More to come later. I’ll try to do a write up each day. Soup is on–anraith le fáil!

20130113-231301.jpg

Extended Deadline for Purchasing Tickets to the Irish Language Learning Weekend Workshop

cc sergey vyaltsev

Good news! We have extended the deadline for purchasing tickets to our very exciting  Irish Language Learning Weekend Workshop from Friday 11/2 to Wed. 11/7. We are hoping that the extended deadline will make it possible for more people to attend this event. Also, the price to attend workshops such as this is usually between $250 and $300, so it is important that you jump on this opportunity to attend this event for only $50- $100. We can also work with people who live outside of the Portland or Aurora, OR areas to find accommodations for the weekend. I/f you have any questions regarding this event, please email us at caitlyn@languagehunters.org.

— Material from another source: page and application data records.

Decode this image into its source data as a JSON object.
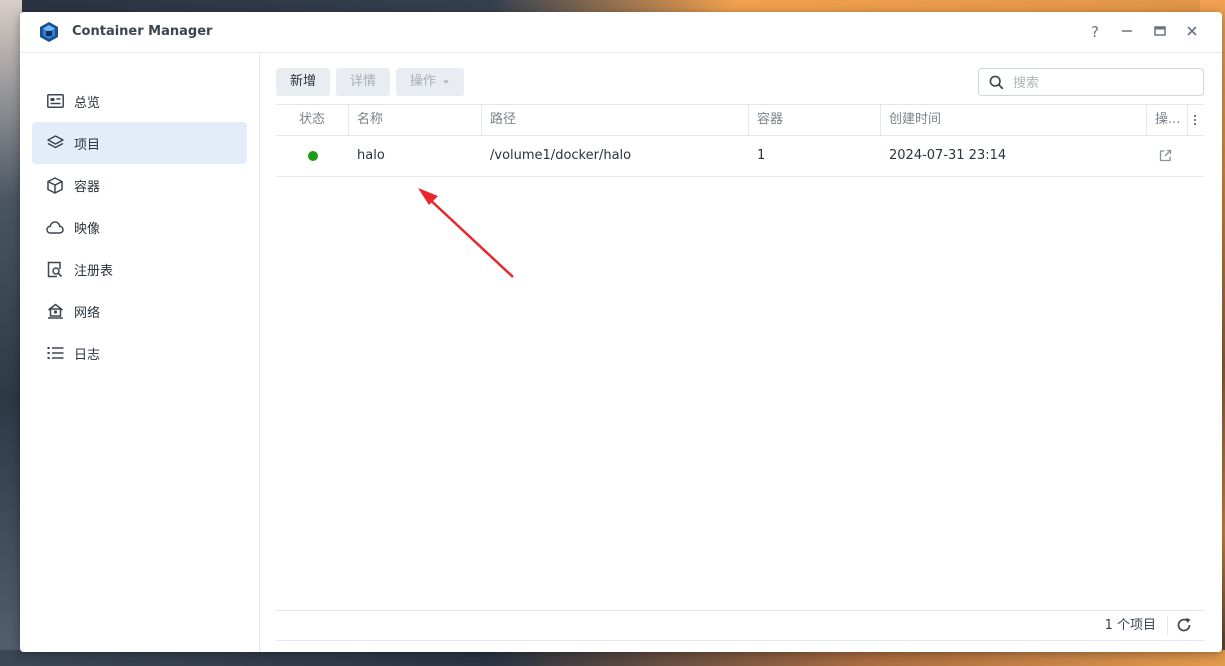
{
  "app": {
    "title": "Container Manager"
  },
  "window_controls": {
    "help": "?",
    "minimize": "—",
    "maximize": "▭",
    "close": "✕"
  },
  "sidebar": {
    "items": [
      {
        "label": "总览",
        "icon": "overview-icon"
      },
      {
        "label": "项目",
        "icon": "layers-icon",
        "active": true
      },
      {
        "label": "容器",
        "icon": "cube-icon"
      },
      {
        "label": "映像",
        "icon": "cloud-icon"
      },
      {
        "label": "注册表",
        "icon": "registry-icon"
      },
      {
        "label": "网络",
        "icon": "network-icon"
      },
      {
        "label": "日志",
        "icon": "list-icon"
      }
    ]
  },
  "toolbar": {
    "new_label": "新增",
    "details_label": "详情",
    "action_label": "操作"
  },
  "search": {
    "placeholder": "搜索"
  },
  "table": {
    "columns": [
      "状态",
      "名称",
      "路径",
      "容器",
      "创建时间",
      "操..."
    ],
    "rows": [
      {
        "status_color": "#1a9c1a",
        "name": "halo",
        "path": "/volume1/docker/halo",
        "containers": "1",
        "created": "2024-07-31 23:14"
      }
    ]
  },
  "footer": {
    "count_label": "1 个项目"
  },
  "colors": {
    "accent": "#1d6fd1",
    "annotation_arrow": "#e8262b",
    "running": "#1a9c1a"
  }
}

Coming Up Soon: Irish Learning Weekend Workshop

The much anticipated Irish Learning Weekend Workshop starts on Friday Nov. 9th (just a week and a half away)! This weekend will feature our fluent Irish speaker, Brían Ó hAirt and will focus on an immersion game play setting, also known as Language Hunting!

To order tickets for this event and for more information, please visit http://guestli.st/124860 Tickets must be ordered by midnight on Friday Nov. 2nd.Image

环境的影响 (The Impact of Environment)

这星期,Willem,Language Hunters的公司总裁,去俄勒冈州的海边出席一个会议,所以我需要自己教我们Language Hunters俄语和爱尔兰语课。我教的学生是差不多六到十二岁,都很想要学新的语文。这星期真的给我看环境真的对 Language Hunting 有很多影响。

教俄语课的时候, 我跟西班牙语和音乐老师需要都在一个课堂在一样的时间教我们的课,所以我们的环境一点热热闹闹。因为我们的环境是这样的,我的学生一者在看右边或者看左边很少时间在看我想要给他们看的东西。我问为什么他们一者看左边一者在看右边的时候,他们给我说是因为我们的环境是热闹的。我这样学到环境对Language Hunting 有很大的影响。

This week, our other Russian teacher is attending a conference on the Oregon beach, so I am solo teaching the Russian classes Language Hunters is providing to a local private school. The children in this class range in ages between six and twelve, and they are all very excited about learning a new language. This week of solo teaching has really taught me how much of an impact an environment has on Language Hunting.

While teaching Russian class, I noticed that there was a direct correlation between how quickly the students were able to pick up new material and how quite and focused their surroundings were. When the music class took a break, the kids were able to absorb the new Russian ideas much more quickly than when the music class was playing. Similarly, when the near-by Spanish class was playing a loud or active game, my students became distracted, as did I.